===== Data extracts =====

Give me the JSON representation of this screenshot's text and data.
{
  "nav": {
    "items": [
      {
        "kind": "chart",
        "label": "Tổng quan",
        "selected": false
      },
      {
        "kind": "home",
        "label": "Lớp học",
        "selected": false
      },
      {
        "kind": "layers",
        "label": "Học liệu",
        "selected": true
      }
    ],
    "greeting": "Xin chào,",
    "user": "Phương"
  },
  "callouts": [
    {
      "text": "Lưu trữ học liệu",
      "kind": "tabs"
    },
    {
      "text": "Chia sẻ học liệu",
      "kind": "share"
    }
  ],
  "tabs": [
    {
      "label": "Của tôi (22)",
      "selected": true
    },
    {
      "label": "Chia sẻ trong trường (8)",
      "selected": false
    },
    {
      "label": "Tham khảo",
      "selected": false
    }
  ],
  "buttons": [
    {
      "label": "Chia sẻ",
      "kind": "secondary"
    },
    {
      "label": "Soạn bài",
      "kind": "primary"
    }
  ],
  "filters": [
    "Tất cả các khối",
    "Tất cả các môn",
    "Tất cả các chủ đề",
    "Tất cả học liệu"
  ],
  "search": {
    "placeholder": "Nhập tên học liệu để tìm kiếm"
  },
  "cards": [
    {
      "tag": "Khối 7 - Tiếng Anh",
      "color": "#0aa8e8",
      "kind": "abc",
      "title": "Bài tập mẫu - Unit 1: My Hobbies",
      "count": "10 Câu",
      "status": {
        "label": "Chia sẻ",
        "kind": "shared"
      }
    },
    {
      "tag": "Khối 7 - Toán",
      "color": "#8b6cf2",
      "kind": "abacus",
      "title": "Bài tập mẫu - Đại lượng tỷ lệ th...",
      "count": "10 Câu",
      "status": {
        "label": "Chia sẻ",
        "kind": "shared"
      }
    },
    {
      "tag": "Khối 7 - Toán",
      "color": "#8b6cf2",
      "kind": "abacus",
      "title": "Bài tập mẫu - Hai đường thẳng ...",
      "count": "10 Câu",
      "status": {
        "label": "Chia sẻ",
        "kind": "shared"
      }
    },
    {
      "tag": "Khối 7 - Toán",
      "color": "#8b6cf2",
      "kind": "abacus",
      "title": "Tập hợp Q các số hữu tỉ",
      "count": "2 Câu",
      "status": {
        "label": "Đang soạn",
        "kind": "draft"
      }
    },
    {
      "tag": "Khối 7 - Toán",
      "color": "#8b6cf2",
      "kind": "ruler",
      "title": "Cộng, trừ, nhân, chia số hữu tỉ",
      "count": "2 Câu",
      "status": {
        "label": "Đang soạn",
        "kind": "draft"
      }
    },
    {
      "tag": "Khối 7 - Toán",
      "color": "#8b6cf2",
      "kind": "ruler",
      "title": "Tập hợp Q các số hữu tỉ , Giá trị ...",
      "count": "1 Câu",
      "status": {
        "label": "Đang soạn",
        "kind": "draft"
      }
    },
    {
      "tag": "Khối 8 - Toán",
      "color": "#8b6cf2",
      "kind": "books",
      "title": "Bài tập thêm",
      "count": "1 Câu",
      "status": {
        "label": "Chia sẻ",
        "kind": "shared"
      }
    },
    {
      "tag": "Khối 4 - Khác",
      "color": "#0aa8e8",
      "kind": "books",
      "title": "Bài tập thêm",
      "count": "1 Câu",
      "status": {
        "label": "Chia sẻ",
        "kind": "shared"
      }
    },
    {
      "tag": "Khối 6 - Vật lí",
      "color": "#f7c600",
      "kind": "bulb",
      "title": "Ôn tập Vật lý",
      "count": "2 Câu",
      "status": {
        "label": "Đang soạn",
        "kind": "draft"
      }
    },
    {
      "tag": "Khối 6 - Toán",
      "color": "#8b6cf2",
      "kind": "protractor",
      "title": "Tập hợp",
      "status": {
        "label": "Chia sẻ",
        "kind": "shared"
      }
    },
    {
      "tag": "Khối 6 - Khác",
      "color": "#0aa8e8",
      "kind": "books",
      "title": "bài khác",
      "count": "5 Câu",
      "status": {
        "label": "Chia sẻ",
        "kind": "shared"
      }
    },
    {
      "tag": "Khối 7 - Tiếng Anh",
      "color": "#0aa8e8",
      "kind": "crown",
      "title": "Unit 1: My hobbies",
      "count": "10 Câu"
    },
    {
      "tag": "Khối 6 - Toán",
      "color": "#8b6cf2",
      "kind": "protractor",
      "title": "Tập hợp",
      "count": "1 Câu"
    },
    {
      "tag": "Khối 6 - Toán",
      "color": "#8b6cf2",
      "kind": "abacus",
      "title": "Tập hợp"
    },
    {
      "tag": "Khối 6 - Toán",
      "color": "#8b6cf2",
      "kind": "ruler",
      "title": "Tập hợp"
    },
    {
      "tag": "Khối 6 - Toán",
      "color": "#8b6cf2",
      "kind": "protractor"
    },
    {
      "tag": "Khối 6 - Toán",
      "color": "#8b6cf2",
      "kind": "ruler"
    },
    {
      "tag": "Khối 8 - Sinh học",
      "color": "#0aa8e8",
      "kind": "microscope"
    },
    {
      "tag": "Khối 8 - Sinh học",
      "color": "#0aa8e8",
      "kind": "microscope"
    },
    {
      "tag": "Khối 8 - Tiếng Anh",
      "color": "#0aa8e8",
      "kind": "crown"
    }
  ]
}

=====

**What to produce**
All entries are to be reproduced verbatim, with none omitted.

**Response area**
Give me the JSON representation of this screenshot's text and data.
{
  "nav": {
    "items": [
      {
        "kind": "chart",
        "label": "Tổng quan",
        "selected": false
      },
      {
        "kind": "home",
        "label": "Lớp học",
        "selected": false
      },
      {
        "kind": "layers",
        "label": "Học liệu",
        "selected": true
      }
    ],
    "greeting": "Xin chào,",
    "user": "Phương"
  },
  "callouts": [
    {
      "text": "Lưu trữ học liệu",
      "kind": "tabs"
    },
    {
      "text": "Chia sẻ học liệu",
      "kind": "share"
    }
  ],
  "tabs": [
    {
      "label": "Của tôi (22)",
      "selected": true
    },
    {
      "label": "Chia sẻ trong trường (8)",
      "selected": false
    },
    {
      "label": "Tham khảo",
      "selected": false
    }
  ],
  "buttons": [
    {
      "label": "Chia sẻ",
      "kind": "secondary"
    },
    {
      "label": "Soạn bài",
      "kind": "primary"
    }
  ],
  "filters": [
    "Tất cả các khối",
    "Tất cả các môn",
    "Tất cả các chủ đề",
    "Tất cả học liệu"
  ],
  "search": {
    "placeholder": "Nhập tên học liệu để tìm kiếm"
  },
  "cards": [
    {
      "tag": "Khối 7 - Tiếng Anh",
      "color": "#0aa8e8",
      "kind": "abc",
      "title": "Bài tập mẫu - Unit 1: My Hobbies",
      "count": "10 Câu",
      "status": {
        "label": "Chia sẻ",
        "kind": "shared"
      }
    },
    {
      "tag": "Khối 7 - Toán",
      "color": "#8b6cf2",
      "kind": "abacus",
      "title": "Bài tập mẫu - Đại lượng tỷ lệ th...",
      "count": "10 Câu",
      "status": {
        "label": "Chia sẻ",
        "kind": "shared"
      }
    },
    {
      "tag": "Khối 7 - Toán",
      "color": "#8b6cf2",
      "kind": "abacus",
      "title": "Bài tập mẫu - Hai đường thẳng ...",
      "count": "10 Câu",
      "status": {
        "label": "Chia sẻ",
        "kind": "shared"
      }
    },
    {
      "tag": "Khối 7 - Toán",
      "color": "#8b6cf2",
      "kind": "abacus",
      "title": "Tập hợp Q các số hữu tỉ",
      "count": "2 Câu",
      "status": {
        "label": "Đang soạn",
        "kind": "draft"
      }
    },
    {
      "tag": "Khối 7 - Toán",
      "color": "#8b6cf2",
      "kind": "ruler",
      "title": "Cộng, trừ, nhân, chia số hữu tỉ",
      "count": "2 Câu",
      "status": {
        "label": "Đang soạn",
        "kind": "draft"
      }
    },
    {
      "tag": "Khối 7 - Toán",
      "color": "#8b6cf2",
      "kind": "ruler",
      "title": "Tập hợp Q các số hữu tỉ , Giá trị ...",
      "count": "1 Câu",
      "status": {
        "label": "Đang soạn",
        "kind": "draft"
      }
    },
    {
      "tag": "Khối 8 - Toán",
      "color": "#8b6cf2",
      "kind": "books",
      "title": "Bài tập thêm",
      "count": "1 Câu",
      "status": {
        "label": "Chia sẻ",
        "kind": "shared"
      }
    },
    {
      "tag": "Khối 4 - Khác",
      "color": "#0aa8e8",
      "kind": "books",
      "title": "Bài tập thêm",
      "count": "1 Câu",
      "status": {
        "label": "Chia sẻ",
        "kind": "shared"
      }
    },
    {
      "tag": "Khối 6 - Vật lí",
      "color": "#f7c600",
      "kind": "bulb",
      "title": "Ôn tập Vật lý",
      "count": "2 Câu",
      "status": {
        "label": "Đang soạn",
        "kind": "draft"
      }
    },
    {
      "tag": "Khối 6 - Toán",
      "color": "#8b6cf2",
      "kind": "protractor",
      "title": "Tập hợp",
      "status": {
        "label": "Chia sẻ",
        "kind": "shared"
      }
    },
    {
      "tag": "Khối 6 - Khác",
      "color": "#0aa8e8",
      "kind": "books",
      "title": "bài khác",
      "count": "5 Câu",
      "status": {
        "label": "Chia sẻ",
        "kind": "shared"
      }
    },
    {
      "tag": "Khối 7 - Tiếng Anh",
      "color": "#0aa8e8",
      "kind": "crown",
      "title": "Unit 1: My hobbies",
      "count": "10 Câu"
    },
    {
      "tag": "Khối 6 - Toán",
      "color": "#8b6cf2",
      "kind": "protractor",
      "title": "Tập hợp",
      "count": "1 Câu"
    },
    {
      "tag": "Khối 6 - Toán",
      "color": "#8b6cf2",
      "kind": "abacus",
      "title": "Tập hợp"
    },
    {
      "tag": "Khối 6 - Toán",
      "color": "#8b6cf2",
      "kind": "ruler",
      "title": "Tập hợp"
    },
    {
      "tag": "Khối 6 - Toán",
      "color": "#8b6cf2",
      "kind": "protractor"
    },
    {
      "tag": "Khối 6 - Toán",
      "color": "#8b6cf2",
      "kind": "ruler"
    },
    {
      "tag": "Khối 8 - Sinh học",
      "color": "#0aa8e8",
      "kind": "microscope"
    },
    {
      "tag": "Khối 8 - Sinh học",
      "color": "#0aa8e8",
      "kind": "microscope"
    },
    {
      "tag": "Khối 8 - Tiếng Anh",
      "color": "#0aa8e8",
      "kind": "crown"
    }
  ]
}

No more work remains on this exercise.